Decided: May 17, 1982.
ALEXANDER GOTTDIENER ET ALS., PLAINTIFFS-RESPONDENTS,
ALFRED J. LUCIANO ET ALS., DEFENDANTS-APPELLANTS
On appeal from Superior Court, Law Division Union County.
Antell and Furman.
[185 NJSuper Page 92]
At issue on this appeal is whether the judge below erred in allowing interest on a judgment only at the rate fixed by R. 4:42-11(a) and in denying the judgment creditor's application for the award of interest on the judgment at the considerably higher mean prime lending rate during the two year and three-month period of appellate review.
R. 4:42-11(a) provides as follows:
Judgments, awards and orders for the payment of money and taxed costs shall bear simple interest on the amount of the award at 12% per annum from the date of entry, except as otherwise ordered by the court and except as may be otherwise provided by law.
By amendment to the rule effective September 1981, the rate of interest on judgments had been raised from 8% to 12%.
Defendants urge their equitable entitlement to interest on the $565,115.73 judgment in their favor at the mean rate of interest prevailing in commercial transactions during this two-year and three-month period because they were deprived of the use of the money by plaintiffs, who were, thus, unjustly enriched.

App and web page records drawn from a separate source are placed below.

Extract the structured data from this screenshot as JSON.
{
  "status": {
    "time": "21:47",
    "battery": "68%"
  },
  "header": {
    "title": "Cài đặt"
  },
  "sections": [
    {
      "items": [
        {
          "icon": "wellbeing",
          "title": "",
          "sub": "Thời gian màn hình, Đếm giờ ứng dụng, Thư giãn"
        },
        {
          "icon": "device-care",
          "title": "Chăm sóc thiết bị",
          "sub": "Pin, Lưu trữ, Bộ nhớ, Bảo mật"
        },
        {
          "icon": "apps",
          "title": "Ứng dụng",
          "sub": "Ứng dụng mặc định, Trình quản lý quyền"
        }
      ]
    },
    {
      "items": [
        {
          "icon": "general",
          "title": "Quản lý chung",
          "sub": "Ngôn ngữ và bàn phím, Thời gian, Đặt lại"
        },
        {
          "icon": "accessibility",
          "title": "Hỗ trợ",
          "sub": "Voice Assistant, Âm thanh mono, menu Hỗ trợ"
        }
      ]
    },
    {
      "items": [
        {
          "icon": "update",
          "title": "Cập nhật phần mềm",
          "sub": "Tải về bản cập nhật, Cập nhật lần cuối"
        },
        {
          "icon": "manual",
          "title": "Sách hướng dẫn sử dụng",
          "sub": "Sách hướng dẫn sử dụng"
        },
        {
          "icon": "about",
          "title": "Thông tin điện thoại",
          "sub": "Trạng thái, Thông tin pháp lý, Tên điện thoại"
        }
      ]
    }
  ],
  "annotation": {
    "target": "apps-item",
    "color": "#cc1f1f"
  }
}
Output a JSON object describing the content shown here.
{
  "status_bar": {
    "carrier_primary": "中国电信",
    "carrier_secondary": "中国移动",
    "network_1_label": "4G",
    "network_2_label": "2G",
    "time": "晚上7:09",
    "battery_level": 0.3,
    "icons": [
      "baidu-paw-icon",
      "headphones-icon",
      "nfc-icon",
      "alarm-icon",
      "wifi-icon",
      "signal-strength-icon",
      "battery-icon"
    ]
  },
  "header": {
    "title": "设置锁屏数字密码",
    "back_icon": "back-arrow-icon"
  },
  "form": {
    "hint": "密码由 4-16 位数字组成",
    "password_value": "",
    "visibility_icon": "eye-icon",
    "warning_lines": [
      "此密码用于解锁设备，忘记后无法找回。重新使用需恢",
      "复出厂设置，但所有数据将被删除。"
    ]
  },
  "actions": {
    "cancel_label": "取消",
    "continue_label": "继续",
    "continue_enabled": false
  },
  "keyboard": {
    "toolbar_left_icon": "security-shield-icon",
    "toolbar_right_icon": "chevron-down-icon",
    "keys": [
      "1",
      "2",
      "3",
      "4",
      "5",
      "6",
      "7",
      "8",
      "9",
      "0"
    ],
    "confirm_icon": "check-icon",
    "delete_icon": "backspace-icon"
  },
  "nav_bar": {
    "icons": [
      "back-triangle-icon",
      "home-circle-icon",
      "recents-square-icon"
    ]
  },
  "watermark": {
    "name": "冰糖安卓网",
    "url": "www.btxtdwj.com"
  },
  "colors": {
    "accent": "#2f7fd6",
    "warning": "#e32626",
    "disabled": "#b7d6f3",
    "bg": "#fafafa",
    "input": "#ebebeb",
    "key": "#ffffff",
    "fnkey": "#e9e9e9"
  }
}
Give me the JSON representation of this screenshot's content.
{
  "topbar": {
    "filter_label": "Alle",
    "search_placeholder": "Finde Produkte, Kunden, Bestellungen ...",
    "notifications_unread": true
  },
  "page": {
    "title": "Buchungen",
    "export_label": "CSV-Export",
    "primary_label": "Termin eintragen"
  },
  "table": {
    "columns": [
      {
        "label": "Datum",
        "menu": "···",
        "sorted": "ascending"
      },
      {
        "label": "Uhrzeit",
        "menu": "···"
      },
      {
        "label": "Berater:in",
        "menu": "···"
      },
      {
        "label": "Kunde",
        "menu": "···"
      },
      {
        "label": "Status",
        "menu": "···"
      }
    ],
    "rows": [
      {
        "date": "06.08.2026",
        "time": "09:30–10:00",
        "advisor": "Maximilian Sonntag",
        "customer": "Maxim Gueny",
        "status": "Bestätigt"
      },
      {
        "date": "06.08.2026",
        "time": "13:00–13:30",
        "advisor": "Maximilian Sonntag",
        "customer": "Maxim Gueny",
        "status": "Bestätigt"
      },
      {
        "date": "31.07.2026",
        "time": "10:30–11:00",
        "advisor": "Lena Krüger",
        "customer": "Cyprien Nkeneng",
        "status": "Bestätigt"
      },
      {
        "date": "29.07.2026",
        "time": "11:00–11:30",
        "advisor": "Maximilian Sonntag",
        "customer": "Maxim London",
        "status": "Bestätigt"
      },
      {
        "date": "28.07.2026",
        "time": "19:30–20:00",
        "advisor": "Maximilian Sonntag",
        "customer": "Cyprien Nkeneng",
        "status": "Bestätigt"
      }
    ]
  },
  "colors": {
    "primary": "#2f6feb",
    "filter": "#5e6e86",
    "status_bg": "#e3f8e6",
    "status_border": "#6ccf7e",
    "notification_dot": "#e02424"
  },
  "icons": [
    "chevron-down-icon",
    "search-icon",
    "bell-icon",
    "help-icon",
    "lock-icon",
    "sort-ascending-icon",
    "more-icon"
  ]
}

In rejecting defendant's claim the judge below noted no special equities favoring defendants over other judgment creditors. We agree. The court should not exercise its discretion to increase the rate of interest on a judgment above the rate fixed in R. 4:42-11(a) solely because the mean prime lending rate subsequent to the entry of judgment would have provided a higher return than the rate fixed in the rule. We point out specifically that plaintiffs partially prevailed on their appeal and that, at the time of entry of judgment, the rate of interest fixed in R. 4:42-11(a) approximated the prime lending rate; thus, we reject defendant's contention that plaintiffs were motivated to appeal in order to benefit from a favorable interest rate on judgments during the pendency of the appeal.